Duration of preparation
3-4 months is actually sufficient time to be prepared for GMAT, provided that you do justice to your time in these 3 months.
Know the exam
Isn’t that stating the obvious? Make yourself very comfortable with the structure of the exam: Through and thorough; in and out. For starters, you can get the information on GMAT Exam Format and Timing
Note that GMAT is a standardized test. What this means is that the structure of the exam would never be a surprise. This standardization would include the duration of the exam, the duration of individual sections on the exam, the sections one is tested on, the sequence of those sections and even the number of questions that one will be asked on each section.
So, familiarizing yourself with the structure of the exam is among the first things one should do, while kick-starting the preparation.
Mock test for GMAT preparation?
Take a mock test before starting the preparation, only if at least one of the following is true:
- There has not been much gap between when you completed your formal education (say maximum 2 years since graduation)
- If you have been in touch with academics by way of some intensive part time courses
- If you have been preparing for other similar entrance examinations such as MAT (Management aptitude test), CAT (Common Aptitude test) etc.
In you don’t fall into any of the above categories, then your score in GMAT mock test at this stage might actually demotivate you, even before you start preparing.
The study material that you refer to during your preparation, will be the single most important decision during your GMAT journey. Accuracy, relevance, and conciseness, all matter. The study material should be pertinent, so that in the least possible time, it builds concepts that would help address GMAT questions.
If you enroll for either classroom coaching or for online coaching, then you obviously place your faith in the institute, and would be following the material provided to you. In such case, you hope that the institute/test-prep company would have done sufficient due-diligence to prepare the best material for its students.
If you opt for self-study, let’s go bit deeper. The study-material conundrum actually has two key components:
- Text material, to build concepts
- Practice questions, to practice implementing those concepts
There is plenty of choice available, making the task of choosing the best material, tricky. The choice is bewildering, with most large test prep companies such as Kaplan and Manhattan offering text books on various subjects covered on GMAT.
Quant: Standard high school books, covering concepts such as Number Systems, Geometry, ratio and proportion, statistics, and algebra, suffice for concepts. For few concepts such as Probability, Permutations & Combinations, and Coordinate Geometry, you might want to refer to class 11 books.
In Quant, the concepts tested on GMAT are quite basic. So, no complex numbers, trigonometry or calculus. The beauty of GMAT Quant is how tricky the questions can get, using those basic concepts.
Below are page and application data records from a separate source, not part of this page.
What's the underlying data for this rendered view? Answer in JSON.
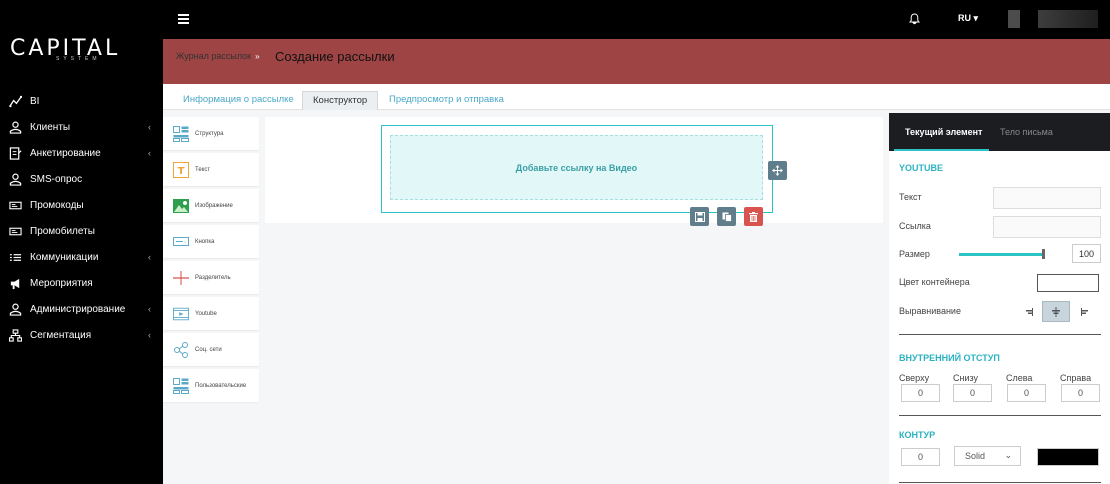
{
  "brand": {
    "logo_text": "CAPITAL",
    "logo_sub": "SYSTEM"
  },
  "topbar": {
    "lang": "RU ▾"
  },
  "sidebar": {
    "items": [
      {
        "label": "BI",
        "icon": "trend-icon",
        "has_arrow": false
      },
      {
        "label": "Клиенты",
        "icon": "user-icon",
        "has_arrow": true
      },
      {
        "label": "Анкетирование",
        "icon": "form-icon",
        "has_arrow": true
      },
      {
        "label": "SMS-опрос",
        "icon": "user-icon",
        "has_arrow": false
      },
      {
        "label": "Промокоды",
        "icon": "ticket-icon",
        "has_arrow": false
      },
      {
        "label": "Промобилеты",
        "icon": "ticket-icon",
        "has_arrow": false
      },
      {
        "label": "Коммуникации",
        "icon": "list-icon",
        "has_arrow": true
      },
      {
        "label": "Мероприятия",
        "icon": "megaphone-icon",
        "has_arrow": false
      },
      {
        "label": "Администрирование",
        "icon": "user-icon",
        "has_arrow": true
      },
      {
        "label": "Сегментация",
        "icon": "hierarchy-icon",
        "has_arrow": true
      }
    ],
    "arrow": "‹"
  },
  "header": {
    "breadcrumb": "Журнал рассылок",
    "breadcrumb_sep": "»",
    "title": "Создание рассылки"
  },
  "tabs": [
    {
      "label": "Информация о рассылке",
      "active": false
    },
    {
      "label": "Конструктор",
      "active": true
    },
    {
      "label": "Предпросмотр и отправка",
      "active": false
    }
  ],
  "palette": [
    {
      "label": "Структура",
      "icon": "structure-icon"
    },
    {
      "label": "Текст",
      "icon": "text-icon"
    },
    {
      "label": "Изображение",
      "icon": "image-icon"
    },
    {
      "label": "Кнопка",
      "icon": "button-icon"
    },
    {
      "label": "Разделитель",
      "icon": "divider-icon"
    },
    {
      "label": "Youtube",
      "icon": "youtube-icon"
    },
    {
      "label": "Соц. сети",
      "icon": "share-icon"
    },
    {
      "label": "Пользовательские",
      "icon": "custom-icon"
    }
  ],
  "canvas": {
    "video_placeholder": "Добавьте ссылку на Видео"
  },
  "panel": {
    "tabs": [
      {
        "label": "Текущий элемент",
        "active": true
      },
      {
        "label": "Тело письма",
        "active": false
      }
    ],
    "section_youtube": "YOUTUBE",
    "text_label": "Текст",
    "link_label": "Ссылка",
    "size_label": "Размер",
    "size_value": "100",
    "container_color_label": "Цвет контейнера",
    "align_label": "Выравнивание",
    "section_padding": "ВНУТРЕННИЙ ОТСТУП",
    "padding": [
      {
        "label": "Сверху",
        "value": "0"
      },
      {
        "label": "Снизу",
        "value": "0"
      },
      {
        "label": "Слева",
        "value": "0"
      },
      {
        "label": "Справа",
        "value": "0"
      }
    ],
    "section_border": "КОНТУР",
    "border_width": "0",
    "border_style": "Solid",
    "border_color": "#000000",
    "accent_color": "#2bc3c3"
  }
}
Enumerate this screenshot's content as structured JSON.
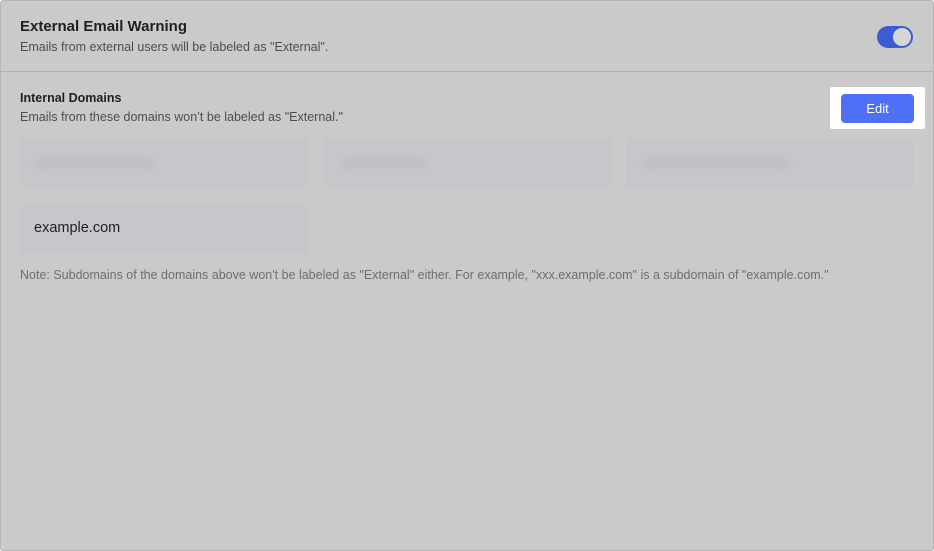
{
  "external_warning": {
    "title": "External Email Warning",
    "description": "Emails from external users will be labeled as \"External\".",
    "enabled": true,
    "toggle_color": "#3c5cd4"
  },
  "internal_domains": {
    "title": "Internal Domains",
    "description": "Emails from these domains won’t be labeled as \"External.\"",
    "edit_label": "Edit",
    "edit_color": "#4e70f6",
    "domains": [
      "",
      "",
      "",
      "example.com"
    ],
    "note": "Note: Subdomains of the domains above won't be labeled as \"External\" either. For example, \"xxx.example.com\" is a subdomain of \"example.com.\""
  }
}
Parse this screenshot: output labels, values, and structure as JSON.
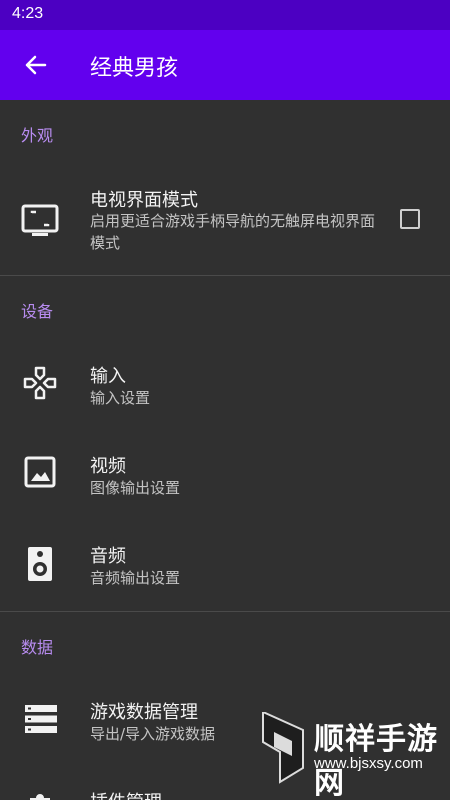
{
  "status_bar": {
    "time": "4:23"
  },
  "app_bar": {
    "title": "经典男孩",
    "back_icon": "arrow-back-icon"
  },
  "sections": {
    "appearance": {
      "header": "外观"
    },
    "devices": {
      "header": "设备"
    },
    "data": {
      "header": "数据"
    }
  },
  "items": {
    "tv_mode": {
      "title": "电视界面模式",
      "subtitle": "启用更适合游戏手柄导航的无触屏电视界面模式",
      "icon": "tv-icon",
      "checked": false
    },
    "input": {
      "title": "输入",
      "subtitle": "输入设置",
      "icon": "gamepad-icon"
    },
    "video": {
      "title": "视频",
      "subtitle": "图像输出设置",
      "icon": "image-icon"
    },
    "audio": {
      "title": "音频",
      "subtitle": "音频输出设置",
      "icon": "speaker-icon"
    },
    "game_data": {
      "title": "游戏数据管理",
      "subtitle": "导出/导入游戏数据",
      "icon": "storage-icon"
    },
    "plugins": {
      "title": "插件管理",
      "icon": "puzzle-icon"
    }
  },
  "watermark": {
    "name": "顺祥手游网",
    "url": "www.bjsxsy.com"
  },
  "colors": {
    "status_bar": "#4c00c2",
    "app_bar": "#6200ee",
    "background": "#303030",
    "accent": "#b88cf0"
  }
}
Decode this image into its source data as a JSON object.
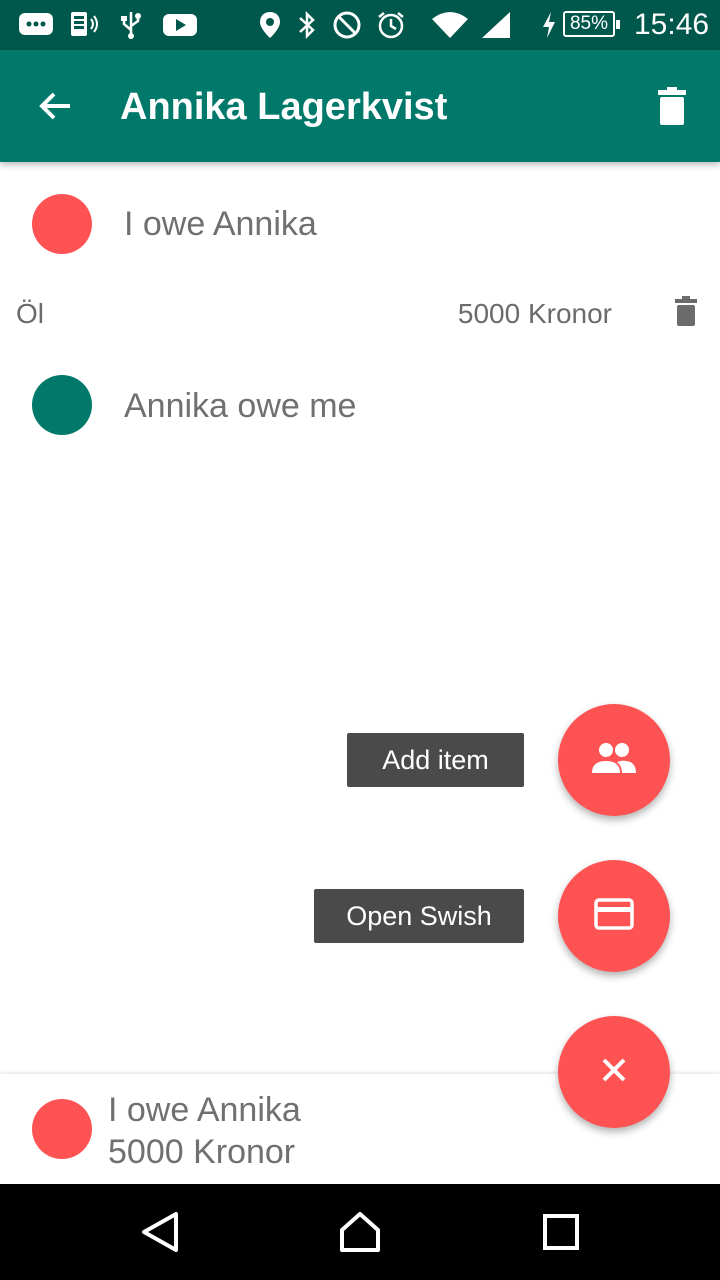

For example, you might believe that you can never go wrong with simple concepts such as positives & negatives, or odds & evens. However, GMAT can actually come up with questions using these concepts that can really trick you the wrong way, unless you’ve done sufficient practice.
Lastly, even if you are very confident of your quant skills, and for valid reasons, make sure you practice Data Sufficiency questions, since Data Sufficiency question type is notorious for being deceptively simple.
Verbal: While Manhattan books seem to be popular for the most part, Powerscore Critical Reasoning bible is a particular GMAT favorite for Critical Reasoning preparation.
EducationAisle’s publication Sentence Correction Nirvana, available on Flipkart and Amazon, is fast gaining reputation among non-native English speakers, as the most comprehensive source for fundamentals of sentence correction.
Practice questions for GMAT preparation
As opposed to most other exams, GMAT practice questions suffers from a problem of plenty. Even a casual search on GMAT study material on Google would throw up GBs and GBs of data at you. The problem however, is that most of that material is not authentic. Once you start preparing, you will soon realize that authenticity of study material is really a big deal on GMAT.
The term official questions will soon be a part of your lingo. Official questions are basically old GMAT questions that are available in various publications from GMAC, the official creators of GMAT. The three most prominent official publications are:
- The Official Guide for GMAT Review (comprising questions in both quant and verbal)
- The Official Guide for GMAT Quantitative Review (comprising questions in quant)
- The Official Guide for GMAT Verbal Review (comprising questions in verbal)
In addition to these, a veritable source of GMAT questions is GMAT Official Starter Kit + Practice Exams 1 & 2 (Free), developed by GMAC. If you visit GMATClub, a popular online forum of GMAT aspirants, you can actually search on the “tag” GMATPrep and access hundreds of GMATPrep questions.
However, an issue that test takers face is that official questions are not arranged topic-wise, and so, there is no easy way to practice questions topic-wise (say all questions related to number systems or set theory). However, I believe this issue is in the process of being resolved in the more current versions of Official guides.
Prepare a schedule
Prepare a realistic schedule, one that you can adhere to; but once you do prepare a schedule, make sure you do adhere to it.
Consider a study schedule of six days a week, with 2-3 hours of focused study time every day. To start with, you can evenly split your time between Quant and Verbal (3 days quant and 3 days verbal, with one day off every week). As your preparation progresses, you can then alter this schedule as you discover your areas of strength and weaknesses.